Pull out every line below containing the word "Foundation".

== Available records

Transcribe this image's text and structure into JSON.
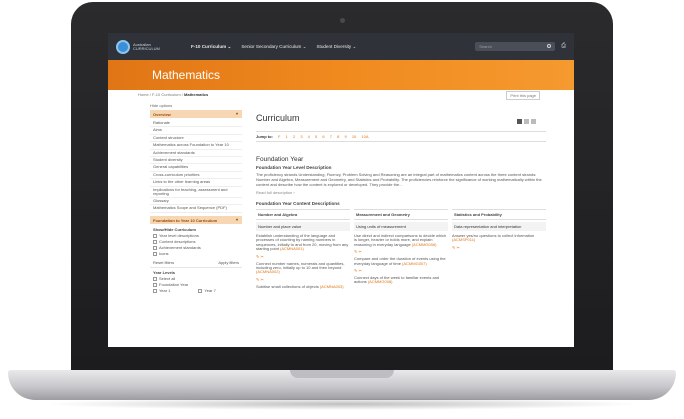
{
  "logo": {
    "line1": "Australian",
    "line2": "CURRICULUM"
  },
  "nav": {
    "items": [
      "F-10 Curriculum ⌄",
      "Senior Secondary Curriculum ⌄",
      "Student Diversity ⌄"
    ],
    "search_placeholder": "Search"
  },
  "banner": {
    "title": "Mathematics"
  },
  "breadcrumb": {
    "home": "Home",
    "sep": " / ",
    "f10": "F-10 Curriculum",
    "current": "Mathematics"
  },
  "print_label": "Print this page",
  "sidebar": {
    "hide_options": "Hide options",
    "overview_head": "Overview",
    "items": [
      "Rationale",
      "Aims",
      "Content structure",
      "Mathematics across Foundation to Year 10",
      "Achievement standards",
      "Student diversity",
      "General capabilities",
      "Cross-curriculum priorities",
      "Links to the other learning areas",
      "Implications for teaching, assessment and reporting",
      "Glossary",
      "Mathematics Scope and Sequence (PDF)"
    ],
    "f10_head": "Foundation to Year 10 Curriculum",
    "show_hide": "Show/Hide Curriculum",
    "checks": [
      "Year level descriptions",
      "Content descriptions",
      "Achievement standards",
      "Icons"
    ],
    "reset": "Reset filters",
    "apply": "Apply filters",
    "year_levels": "Year Levels",
    "year_checks": [
      "Select all",
      "Foundation Year",
      "Year 1",
      "Year 7"
    ]
  },
  "main": {
    "title": "Curriculum",
    "jump_label": "Jump to:",
    "jump_items": [
      "F",
      "1",
      "2",
      "3",
      "4",
      "5",
      "6",
      "7",
      "8",
      "9",
      "10",
      "10A"
    ],
    "year_title": "Foundation Year",
    "level_desc_title": "Foundation Year Level Description",
    "level_desc_text": "The proficiency strands Understanding, Fluency, Problem Solving and Reasoning are an integral part of mathematics content across the three content strands: Number and Algebra, Measurement and Geometry, and Statistics and Probability. The proficiencies reinforce the significance of working mathematically within the content and describe how the content is explored or developed. They provide the...",
    "read_full": "Read full description ›",
    "content_desc_title": "Foundation Year Content Descriptions",
    "columns": [
      {
        "head": "Number and Algebra",
        "sub": "Number and place value",
        "cells": [
          {
            "text": "Establish understanding of the language and processes of counting by naming numbers in sequences, initially to and from 20, moving from any starting point",
            "code": "(ACMNA001)"
          },
          {
            "text": "Connect number names, numerals and quantities, including zero, initially up to 10 and then beyond",
            "code": "(ACMNA002)"
          },
          {
            "text": "Subitise small collections of objects",
            "code": "(ACMNA003)"
          }
        ]
      },
      {
        "head": "Measurement and Geometry",
        "sub": "Using units of measurement",
        "cells": [
          {
            "text": "Use direct and indirect comparisons to decide which is longer, heavier or holds more, and explain reasoning in everyday language",
            "code": "(ACMMG006)"
          },
          {
            "text": "Compare and order the duration of events using the everyday language of time",
            "code": "(ACMMG007)"
          },
          {
            "text": "Connect days of the week to familiar events and actions",
            "code": "(ACMMG008)"
          }
        ]
      },
      {
        "head": "Statistics and Probability",
        "sub": "Data representation and interpretation",
        "cells": [
          {
            "text": "Answer yes/no questions to collect information",
            "code": "(ACMSP011)"
          }
        ]
      }
    ],
    "tag_icon": "✎ ✂"
  },
  "colors": {
    "nav_bg": "#2f3238",
    "banner": "#f08a1f",
    "accent": "#e07515"
  }
}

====

Solution for this exercise
      "Mathematics across Foundation to Year 10",
    "f10_head": "Foundation to Year 10 Curriculum",
      "Foundation Year",
    "year_title": "Foundation Year",
    "level_desc_title": "Foundation Year Level Description",
    "content_desc_title": "Foundation Year Content Descriptions",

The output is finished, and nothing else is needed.